* [Work to be completed]
In the following listing, work out how many lines contain the string "title", and state only that number.

* [Provided records]
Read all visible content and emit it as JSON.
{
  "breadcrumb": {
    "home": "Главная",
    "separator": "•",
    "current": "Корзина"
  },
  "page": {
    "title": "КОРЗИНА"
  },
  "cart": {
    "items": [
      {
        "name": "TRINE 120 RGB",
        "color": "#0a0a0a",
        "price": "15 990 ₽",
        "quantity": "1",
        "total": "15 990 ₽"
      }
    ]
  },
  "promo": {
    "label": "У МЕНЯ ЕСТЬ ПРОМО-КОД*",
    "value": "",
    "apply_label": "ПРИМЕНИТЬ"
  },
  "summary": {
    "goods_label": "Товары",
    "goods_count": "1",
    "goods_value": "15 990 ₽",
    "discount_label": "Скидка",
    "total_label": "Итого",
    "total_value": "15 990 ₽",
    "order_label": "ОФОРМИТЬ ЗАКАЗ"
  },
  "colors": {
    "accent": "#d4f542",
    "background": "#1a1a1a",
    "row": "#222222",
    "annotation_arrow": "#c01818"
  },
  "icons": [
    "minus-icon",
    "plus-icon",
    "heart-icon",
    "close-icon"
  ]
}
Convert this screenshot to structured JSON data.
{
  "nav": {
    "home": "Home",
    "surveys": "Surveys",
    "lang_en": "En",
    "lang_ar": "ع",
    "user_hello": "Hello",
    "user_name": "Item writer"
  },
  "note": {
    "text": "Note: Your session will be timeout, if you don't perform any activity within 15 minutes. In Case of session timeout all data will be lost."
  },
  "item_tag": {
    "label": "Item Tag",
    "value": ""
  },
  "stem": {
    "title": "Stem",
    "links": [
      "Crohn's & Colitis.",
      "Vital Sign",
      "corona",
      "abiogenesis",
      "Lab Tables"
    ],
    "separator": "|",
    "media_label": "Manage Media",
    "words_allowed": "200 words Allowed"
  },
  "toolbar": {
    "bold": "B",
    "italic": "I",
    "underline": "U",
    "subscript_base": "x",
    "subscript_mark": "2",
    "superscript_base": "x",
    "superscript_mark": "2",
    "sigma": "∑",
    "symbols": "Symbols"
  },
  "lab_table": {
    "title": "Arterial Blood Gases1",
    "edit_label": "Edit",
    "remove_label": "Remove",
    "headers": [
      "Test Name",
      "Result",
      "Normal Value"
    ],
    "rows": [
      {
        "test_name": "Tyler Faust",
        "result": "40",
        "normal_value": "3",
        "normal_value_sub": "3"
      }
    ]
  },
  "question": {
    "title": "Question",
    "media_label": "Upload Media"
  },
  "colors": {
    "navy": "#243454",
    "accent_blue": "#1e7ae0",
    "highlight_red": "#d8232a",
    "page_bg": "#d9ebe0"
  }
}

* [Answer section]
4